  • Research supporting case law
    • Request medical reports documenting your recovery
    • Ensure medical costs are covered
    • Negotiate a fair settlement

What are the most common causes of motorcycle accidents?

The leading causes of motor vehicle accidents in Newfoundland and Labrador generally span across three categories: driver errors, environmental factors, and vehicle-related circumstances.

Driver errors that can lead to collisions include:

  • Distracted driving
  • Impaired driving
  • Reckless driving
  • Fatigued or drowsy driving
  • Cell phone use
  • Failure to yield
  • Failure to obey traffic signs or signals
  • Following too closely
  • Speeding
  • Street racing
  • Unsafe lane changing

Environmental factors that can lead to collisions include:

  • Animals crossing
  • Bad weather
  • Poor road or route conditions

Vehicle-related circumstances that can lead to collisions include:

  • Blind spots
  • Mechanical defects
  • Tire or tread blowouts

What are the most common motorcycle accident injuries?

Soft tissue injuries are the most commonly awarded compensation in Newfoundland and Labrador – but accident injuries can also consist of broken bones, cuts and scrapes, and even more catastrophic injuries that can lead to brain injury or paralysis.

Even if you believe your injuries “aren’t severe enough” for a lawsuit, they’re at risk of worsening over time without proper medical attention. It’s important to be upfront about your injuries with medical professionals and with your lawyer to progress in your healing journey and to maximize your potential claim.

Depending on the severity of the accident, injuries can range from cuts and bruises to more serious injuries that require hospitalization. Some injuries that are commonly sustained by victims of motorcycle accidents in Newfoundland and Labrador include:

  • Whiplash
  • Soft tissue injuries
  • Broken or fractured bones
  • Cuts and lacerations
  • Strains and sprains
  • Musculoskeletal injuries
  • Facial and dental injuries
  • Internal organ damage
  • Neck and back injuries
  • Spinal cord injuries
  • Paralysis
  • Concussions
  • Traumatic brain injuries
  • Amputations

Why do I need a personal injury lawyer?
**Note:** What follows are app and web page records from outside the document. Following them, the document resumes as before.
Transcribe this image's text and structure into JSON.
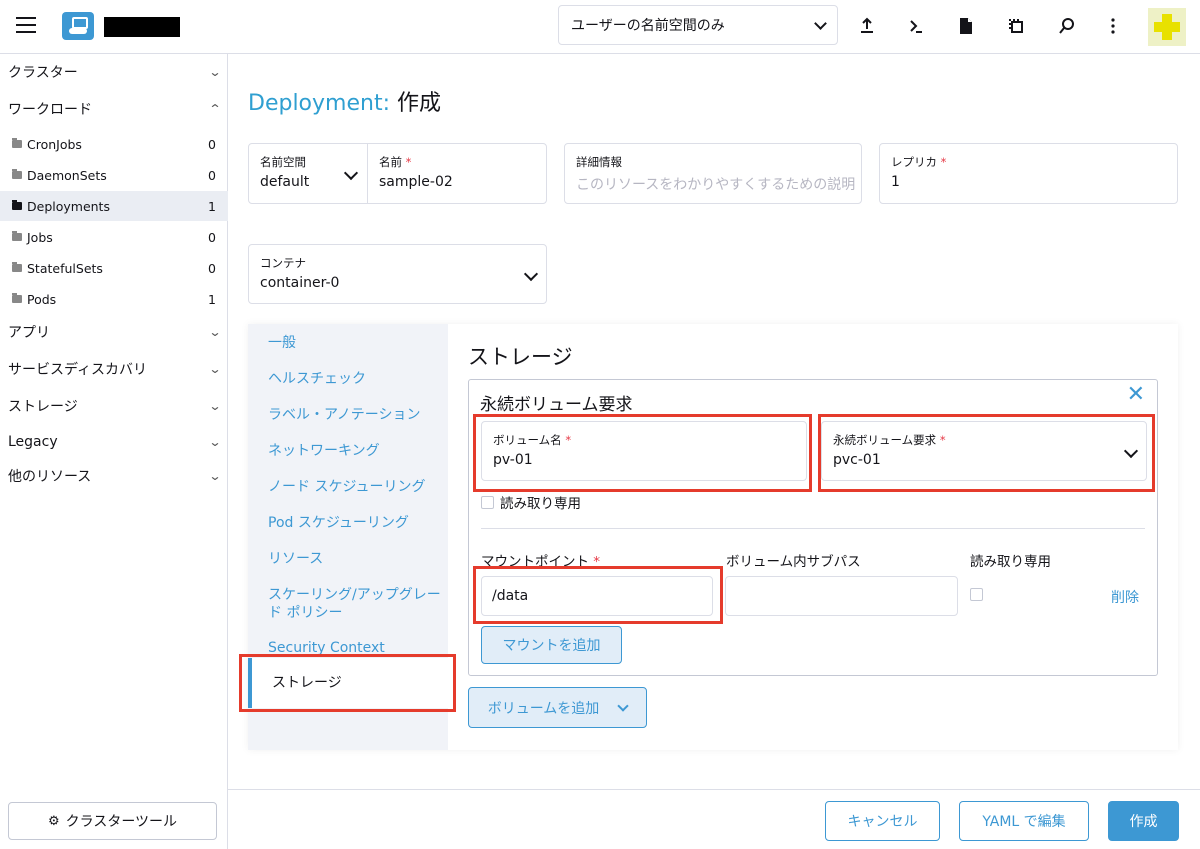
{
  "header": {
    "namespace_filter": "ユーザーの名前空間のみ",
    "icons": [
      "menu-icon",
      "upload-icon",
      "terminal-icon",
      "document-icon",
      "copy-icon",
      "search-icon",
      "more-vertical-icon",
      "user-avatar"
    ]
  },
  "sidebar": {
    "groups": [
      {
        "label": "クラスター",
        "expanded": false
      },
      {
        "label": "ワークロード",
        "expanded": true
      },
      {
        "label": "アプリ",
        "expanded": false
      },
      {
        "label": "サービスディスカバリ",
        "expanded": false
      },
      {
        "label": "ストレージ",
        "expanded": false
      },
      {
        "label": "Legacy",
        "expanded": false
      },
      {
        "label": "他のリソース",
        "expanded": false
      }
    ],
    "workload_items": [
      {
        "label": "CronJobs",
        "count": "0"
      },
      {
        "label": "DaemonSets",
        "count": "0"
      },
      {
        "label": "Deployments",
        "count": "1",
        "active": true
      },
      {
        "label": "Jobs",
        "count": "0"
      },
      {
        "label": "StatefulSets",
        "count": "0"
      },
      {
        "label": "Pods",
        "count": "1"
      }
    ],
    "cluster_tools": "クラスターツール"
  },
  "page": {
    "kind": "Deployment:",
    "action": "作成"
  },
  "form": {
    "namespace_label": "名前空間",
    "namespace_value": "default",
    "name_label": "名前",
    "name_value": "sample-02",
    "description_label": "詳細情報",
    "description_placeholder": "このリソースをわかりやすくするための説明",
    "replicas_label": "レプリカ",
    "replicas_value": "1",
    "container_label": "コンテナ",
    "container_value": "container-0"
  },
  "tabs": [
    "一般",
    "ヘルスチェック",
    "ラベル・アノテーション",
    "ネットワーキング",
    "ノード スケジューリング",
    "Pod スケジューリング",
    "リソース",
    "スケーリング/アップグレード ポリシー",
    "Security Context",
    "ストレージ"
  ],
  "storage": {
    "title": "ストレージ",
    "pvc_box_title": "永続ボリューム要求",
    "volume_name_label": "ボリューム名",
    "volume_name_value": "pv-01",
    "pvc_label": "永続ボリューム要求",
    "pvc_value": "pvc-01",
    "readonly_label": "読み取り専用",
    "mount_point_header": "マウントポイント",
    "subpath_header": "ボリューム内サブパス",
    "readonly_header": "読み取り専用",
    "mount_point_value": "/data",
    "subpath_value": "",
    "delete_label": "削除",
    "add_mount_label": "マウントを追加",
    "add_volume_label": "ボリュームを追加"
  },
  "footer": {
    "cancel_label": "キャンセル",
    "yaml_label": "YAML で編集",
    "create_label": "作成"
  }
}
If you or a loved one has been injured in a motorcycle accident, don’t settle for less. You may be entitled to more financial compensation than the insurance company offers.

Our experienced team has represented accident victims across the province for more than 40 years, providing support, compassion, and quality representation when they’ve needed it most.

It costs nothing to talk. Our lawyers operate on a contingency basis, meaning there are no fees until your case is successfully settled – and only then. Make the call today to Newfoundland and Labrador’s personal injury experts.

Frequently Asked Questions

  • You need to leave feeling comfortable personally and professionally that the person is experienced. Read More
  • Before accepting any settlement an insurance company offers, you should contact a personal injury lawyer. This step is crucial to understand your rights, assess the fairness of the compensation, and determine if it’s appropriate. Often, insurance companies offer a minimal amount when they know you’re not represented by a lawyer, hoping you’ll accept it, sign a release, and walk away. What people don’t realize is that by doing so, you can never come back again if the injury worsens; there’ll be no more compensation available. Speaking with your personal injury lawyer can help you find out if that compensation is appropriate or if, in fact, you are entitled to more. Read More
  • It will generally take a minimum of a year. Read More
  • Calling us initially, there’s no fee at all. Read More
  • If the car accident is your fault, there’s still some benefits you could be entitled to. Read More